Havana, Cuba (CNN) — The tourists snapping photos of shiny classic American cars driving down Havana's seafront boulevard were oblivious to the much rarer site flying just over their heads: a drone.
The Cubans who took notice though, not used to seeing such aircraft, waved and took out their cell phones to snap pictures as the drone buzzed over them.
Drones are virtually non-existent in Cuba, where the often-secretive government so far has all but banned the flying cameras.
Visitors have reported having their drones taken away at customs upon arrival on the island.
Journalists coming to cover Pope Frances' visit to Cuba in September received a written warning from the Cuban government to leave their drones at home.
But this year a group of Cuban techies who for years had been building their own aircraft, were granted the first permission to fly drones throughout the island to help promote Cuba's growing tourism industry.
Typical reaction: Wow!
"Everyone, Cuban or foreigner, as soon as they see the video their first reaction is always the same: Wow!" says photographer Fredy Landa, who became fascinated by aerial photography after watching bootleg versions of international movies available on the Cuban black market.
"When I saw movies, usually American movies," he says, "you'd see the aerial photography, and I'd like the 'making of 'the film almost as much as the film itself."
Inspired by Hollywood, Landa and a group of friends -- all engineers from his neighborhood in Havana -- began building their own aircraft.
First they made small wooden planes and mini-helicopters.
Then they attempted a drone.
Ingenious building methods
The U.S. trade embargo on the island made getting parts difficult so they asked friends visiting China to bring back the pieces they needed in their luggage.
Other components they invented or adapted from decidedly non-aerodynamic items, like printers.
Their ingenuity is commonplace on an island where people regularly fashion homemade replacement parts to keep old cars running or build satellite dishes to watch international TV channels.
The first drone the group proudly showed off was larger and heavier than a commercially made model and had a GoPro attached to it for a camera.

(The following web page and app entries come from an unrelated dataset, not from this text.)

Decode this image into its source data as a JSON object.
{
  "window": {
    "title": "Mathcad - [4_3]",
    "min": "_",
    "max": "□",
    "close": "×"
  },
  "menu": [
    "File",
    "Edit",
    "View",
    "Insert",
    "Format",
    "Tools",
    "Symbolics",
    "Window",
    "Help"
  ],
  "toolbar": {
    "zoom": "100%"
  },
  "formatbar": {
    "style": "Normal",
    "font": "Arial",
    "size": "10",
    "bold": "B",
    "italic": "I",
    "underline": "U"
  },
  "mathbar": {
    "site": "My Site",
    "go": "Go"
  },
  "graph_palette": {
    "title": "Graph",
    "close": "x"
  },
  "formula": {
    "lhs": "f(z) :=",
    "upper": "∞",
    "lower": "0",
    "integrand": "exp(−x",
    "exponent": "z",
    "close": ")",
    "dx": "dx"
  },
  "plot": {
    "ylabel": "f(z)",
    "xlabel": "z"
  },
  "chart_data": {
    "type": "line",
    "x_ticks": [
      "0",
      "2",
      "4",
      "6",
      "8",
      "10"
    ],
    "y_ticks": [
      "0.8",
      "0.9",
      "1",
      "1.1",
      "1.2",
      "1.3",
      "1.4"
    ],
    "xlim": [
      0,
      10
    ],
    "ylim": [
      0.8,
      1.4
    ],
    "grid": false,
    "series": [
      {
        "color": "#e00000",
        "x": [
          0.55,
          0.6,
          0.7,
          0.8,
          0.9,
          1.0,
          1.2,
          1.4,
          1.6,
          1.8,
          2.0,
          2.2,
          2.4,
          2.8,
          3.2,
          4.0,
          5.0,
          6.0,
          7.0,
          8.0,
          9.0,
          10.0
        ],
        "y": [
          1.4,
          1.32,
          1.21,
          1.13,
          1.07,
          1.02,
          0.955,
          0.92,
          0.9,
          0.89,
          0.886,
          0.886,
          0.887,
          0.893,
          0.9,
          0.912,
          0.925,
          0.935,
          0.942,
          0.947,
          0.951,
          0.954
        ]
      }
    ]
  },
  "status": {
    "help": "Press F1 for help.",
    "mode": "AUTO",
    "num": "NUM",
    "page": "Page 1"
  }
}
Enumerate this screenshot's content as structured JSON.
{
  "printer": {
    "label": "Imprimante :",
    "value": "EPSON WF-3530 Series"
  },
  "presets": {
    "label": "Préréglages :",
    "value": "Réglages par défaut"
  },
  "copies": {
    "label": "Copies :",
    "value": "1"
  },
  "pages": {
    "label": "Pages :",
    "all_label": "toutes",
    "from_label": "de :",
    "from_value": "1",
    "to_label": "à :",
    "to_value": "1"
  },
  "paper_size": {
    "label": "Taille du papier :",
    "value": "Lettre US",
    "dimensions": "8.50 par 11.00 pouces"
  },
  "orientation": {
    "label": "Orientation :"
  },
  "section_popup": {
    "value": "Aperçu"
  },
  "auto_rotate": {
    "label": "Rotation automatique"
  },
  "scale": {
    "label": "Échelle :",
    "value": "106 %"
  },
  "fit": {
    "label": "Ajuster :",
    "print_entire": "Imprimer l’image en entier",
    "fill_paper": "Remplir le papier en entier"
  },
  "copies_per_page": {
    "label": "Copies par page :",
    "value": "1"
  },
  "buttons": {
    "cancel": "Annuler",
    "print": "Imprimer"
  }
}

But it flew.
"We experimented with different types of propellers and motors," says pilot Alejandro Perez de la Cruz. "It took us years."
Footage catches eye of tourism officials
The payoff for all the hard work came when the group showed a video to tourism industry officials with images of a Cuba that had rarely been seen before.
"Finally, something new,'" Landa remembers the officials saying.
Since then, the group has flown their aircraft all over the island and captured stunning images from nearly every corner of Cuba.
Their video of hotels and beaches have been heavily featured in Cuban tourism advertisements and some of the island's top bands have hired them to film their music videos.
Cuba's drone pioneers say while they still face plenty of government red tape over where they can film, restrictions are slowly loosening as the island warms to new ways of doing things.
Landa says the group's dream is to put together an exhibition to be shown in other countries so more people can see the Cuba their aircraft has photographed.
"Why should we have to wait for a foreigner to do it when we Cubans can show the truly beautiful Cuba that we have," Landa said. "These are times to challenge ourselves and to try new things and that's what we are doing."